If outside temperatures are in the range of the above Climate Graph, GHLs can be placed outdoors. Behavior and health of certain individuals seems to improve when they are exposed to natural sunshine. The outdoor enclosure should be constructed of wood, screen, or fiberglass. All outdoor enclosures should be completely covered to prevent escape, as well as protect the GHLs from predation.
When placed in screen enclosures, nervous individuals should be watched closely. It doesn’t take long for one to rub its nose raw. Make sure the GHLs always have access to shade. Shade can be provided placing plants in the enclosure or by covering part of the top with wood. In some areas, small ants are a big problem. In a matter of an hour, thousands of small ants can mob and kill Giant Horned Lizards. In these areas, outdoor time should be brief and closely supervised.
GHLs mate from May to June. If successful, the female will lay eggs sometime in July or August, 60-70 days after copulation. She will become very restless and walk back and forth across the terrarium looking for a nesting sight. After a few days, she will usually choose a moist area near the heat lamp to dig a shallow pit 1 to 2 inches deep then deposit from 10-28 eggs. They must be retrieved shortly after they are laid, or they will spoil from the heat lamp. Turning the heat lamp off will extend the time the eggs can remain in the substrate. The female will be emaciated after the eggs are laid, and she will require plenty of food and water.
Carefully remove substrate over the nesting site with a spoon, or your fingers until the eggs are unearthed. Use the spoon to transfer the eggs one at a time to a plastic container with a lid using 1 to 2 inches moistened perlite or vermiculite as the incubating medium. The lid should have 6 to 8 small holes drilled in it to allow air exchange. The medium should be moist but not soggy. This is about 4 parts of the medium to 3 parts water by weight. Too wet of a medium will spoil the eggs.

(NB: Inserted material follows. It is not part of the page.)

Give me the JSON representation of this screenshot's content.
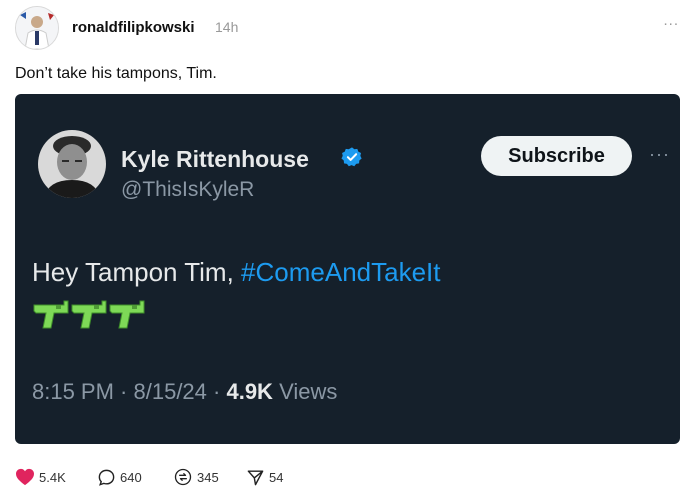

Place the container in an incubator set with the constant temperature between 82-86ºF. The eggs will hatch 11-12 weeks after they were laid. Water should not be added during the incubation periodunless the medium becomes dry to the touch and the eggs collapse farbefore they are due to hatch. Eggs ready to hatch will also collapse,so testing the medium is crucial. Usually a few eggs from a largeclutch will spoil during the incubation period. These eggs shrivel andare attacked by mold. The hatchlings usually emerge within 2 days afterthe eggs start to collapse. Do not remove hatchlings half-way out ofthe egg. They will stay in this position for a long period of time toabsorb the yolk and also to adjust to breathing. Removing them tooearly will often result in the death of the hatchling.

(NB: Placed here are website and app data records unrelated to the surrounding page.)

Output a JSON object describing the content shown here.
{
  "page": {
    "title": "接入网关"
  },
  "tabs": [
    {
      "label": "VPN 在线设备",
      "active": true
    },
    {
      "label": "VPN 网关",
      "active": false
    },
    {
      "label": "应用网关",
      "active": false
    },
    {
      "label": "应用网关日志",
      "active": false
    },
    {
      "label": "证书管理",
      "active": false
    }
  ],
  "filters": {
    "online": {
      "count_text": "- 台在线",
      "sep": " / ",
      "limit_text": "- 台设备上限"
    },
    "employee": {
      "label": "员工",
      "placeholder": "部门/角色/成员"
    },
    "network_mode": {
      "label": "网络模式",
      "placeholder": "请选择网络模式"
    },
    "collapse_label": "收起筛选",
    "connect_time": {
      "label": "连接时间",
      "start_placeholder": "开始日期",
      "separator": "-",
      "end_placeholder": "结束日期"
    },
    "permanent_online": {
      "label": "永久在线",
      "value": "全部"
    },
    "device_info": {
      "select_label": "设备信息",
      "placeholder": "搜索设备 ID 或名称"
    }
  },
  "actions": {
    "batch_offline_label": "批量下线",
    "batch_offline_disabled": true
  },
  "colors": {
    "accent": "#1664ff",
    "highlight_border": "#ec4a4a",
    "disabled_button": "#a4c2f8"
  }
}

Giant Horned Lizard hatchlings should be raised the same as adults, with only a few modifications. They should be set up in groups of no more than four so that their food intake can easily be monitored. If raising large numbers of hatchlings, the glass terrariums can be substituted with plastic containers about 36 inches long by 18 inches wide by 12 inches tall. The hatchlings should be fed twice every day.
Food & Water:
The main foods of P. asio hatchlings should consist of ants, very small crickets and roaches, and occasionally small freshly shed mealworms. Remember that ants can sometimes intimidate hatchlings. If the ants are not eaten right away, they should be removed. Putting the ants in the refrigerator for five to ten minutes will slow them down,making them easier for the hatchlings to take down. You should be giving the hatchlings water and vitamin and mineral supplements every other day.
Species and subspecies:
Species and subspecies: